My parents really value education and really believed that the way to be independent and financially secure was through higher education. They now backtrack and say they think they failed me and my siblings because they made some terrible financial investments and choices and so I have ended up supporting them. I have wasted a lot of emotional energy trying to unpack this all. My parents paid for my tuition for the first few years and then declared bankruptcy, so I took out a loan to pay for my final year of tuition. I will be paying this back for a while (total 32k).
Growing up, what kind of conversations did you have about money?
Complicated. There were never frank conversations about money but as a kid, I overheard so much stress over money (which in retrospect was the “beginning of the end” with regards to them declaring bankruptcy). All of the financial health that I have gained since is self-taught (after also lots of trial and error). My husband is pretty financially risky sometimes (he has a similar poor relationship with money) so it’s been a work in progress trying to make better financial decisions in life.
If you have, when did you move out of your parents/guardians house?
I moved out when I was 18 for medical school and never moved back in.
At what age did you become financially responsible for yourself? Does anyone else cover any aspects of your financial life?
I would say around age 21 when I had to figure out how to get my tuition and get a job. I was pretty lucky up until that point but I did feel like a deer caught in the headlights when that privilege suddenly disappeared. 
What was your first job and why did you get it?
The first job I took on was during medical school as a healthcare assistant. I would work weekends to try and save for my expenses at university. It was hard work and as a doctor now, my respect for my wonderful nursing colleagues is 1,000% because I know what a physically and emotionally draining job that is for little pay (they should not accept the terrible 5% offer they have received recently, they are worth so much more).
Do you worry about money now?
Yes. I have been qualified as a doctor for nearly eight years but I am still a “junior doctor.” I proudly stood by my colleagues and joined in the non-media-covered junior doctor strikes. I believe for the number of hours we work, the type of work we do and the fact our pays have not gone up since 2008, what we get paid is ridiculous and is a political choice by the government to underfund the NHS in order to dismantle it slowly but surely.

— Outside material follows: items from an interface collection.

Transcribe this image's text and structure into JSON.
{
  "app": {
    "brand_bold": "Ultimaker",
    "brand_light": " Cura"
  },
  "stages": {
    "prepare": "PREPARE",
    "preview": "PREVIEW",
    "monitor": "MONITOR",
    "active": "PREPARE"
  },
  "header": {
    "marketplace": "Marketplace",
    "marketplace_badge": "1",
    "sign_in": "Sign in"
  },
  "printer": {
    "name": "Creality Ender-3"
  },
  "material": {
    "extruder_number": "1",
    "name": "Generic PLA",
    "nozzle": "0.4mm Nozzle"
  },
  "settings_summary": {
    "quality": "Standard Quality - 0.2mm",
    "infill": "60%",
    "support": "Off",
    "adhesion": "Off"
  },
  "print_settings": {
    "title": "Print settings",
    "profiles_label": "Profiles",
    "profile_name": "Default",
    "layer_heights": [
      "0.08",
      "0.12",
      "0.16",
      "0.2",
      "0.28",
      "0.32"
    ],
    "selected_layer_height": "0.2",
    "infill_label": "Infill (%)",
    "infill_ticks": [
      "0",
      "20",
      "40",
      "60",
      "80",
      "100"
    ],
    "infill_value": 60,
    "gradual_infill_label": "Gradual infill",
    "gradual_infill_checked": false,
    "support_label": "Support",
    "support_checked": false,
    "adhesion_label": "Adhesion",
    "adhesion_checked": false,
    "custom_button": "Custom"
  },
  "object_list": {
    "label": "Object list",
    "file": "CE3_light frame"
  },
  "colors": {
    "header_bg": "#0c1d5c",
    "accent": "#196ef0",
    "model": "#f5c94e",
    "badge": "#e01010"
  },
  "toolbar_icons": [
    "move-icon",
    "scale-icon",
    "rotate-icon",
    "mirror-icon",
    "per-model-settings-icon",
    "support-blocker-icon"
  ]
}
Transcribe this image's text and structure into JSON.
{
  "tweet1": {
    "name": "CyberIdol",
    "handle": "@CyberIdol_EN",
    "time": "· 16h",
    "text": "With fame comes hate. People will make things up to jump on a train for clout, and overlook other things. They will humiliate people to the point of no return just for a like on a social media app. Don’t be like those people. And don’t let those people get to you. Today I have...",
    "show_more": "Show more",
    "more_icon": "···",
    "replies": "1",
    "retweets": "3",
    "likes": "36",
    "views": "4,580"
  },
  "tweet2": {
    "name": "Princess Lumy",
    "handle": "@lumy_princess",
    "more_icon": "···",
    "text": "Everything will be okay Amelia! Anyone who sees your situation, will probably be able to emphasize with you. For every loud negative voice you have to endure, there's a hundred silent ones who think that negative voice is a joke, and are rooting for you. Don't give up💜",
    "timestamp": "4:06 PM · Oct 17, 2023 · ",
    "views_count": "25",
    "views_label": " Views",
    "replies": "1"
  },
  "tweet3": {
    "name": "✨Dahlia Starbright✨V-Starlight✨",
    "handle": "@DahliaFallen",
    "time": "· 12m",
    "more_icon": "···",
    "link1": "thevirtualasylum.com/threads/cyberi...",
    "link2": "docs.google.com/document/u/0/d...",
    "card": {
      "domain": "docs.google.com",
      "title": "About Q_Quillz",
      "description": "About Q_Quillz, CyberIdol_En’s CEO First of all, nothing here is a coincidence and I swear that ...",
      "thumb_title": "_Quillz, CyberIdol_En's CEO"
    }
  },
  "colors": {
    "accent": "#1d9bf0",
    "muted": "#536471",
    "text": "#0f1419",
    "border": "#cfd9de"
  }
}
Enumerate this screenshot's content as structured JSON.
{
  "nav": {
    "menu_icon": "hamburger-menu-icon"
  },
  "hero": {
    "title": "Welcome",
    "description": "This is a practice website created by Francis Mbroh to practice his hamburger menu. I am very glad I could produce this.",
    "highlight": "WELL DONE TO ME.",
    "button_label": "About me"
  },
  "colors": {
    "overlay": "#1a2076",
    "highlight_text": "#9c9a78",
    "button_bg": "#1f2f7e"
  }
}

The lovely media of course covers this as us asking for a 35% pay rise when it's actually pay restoration, in line with inflation. I am not worth 26% less than my colleagues in 2008.
Do you or have you ever received passive or inherited income?
My tuition was paid by my parents until my final year.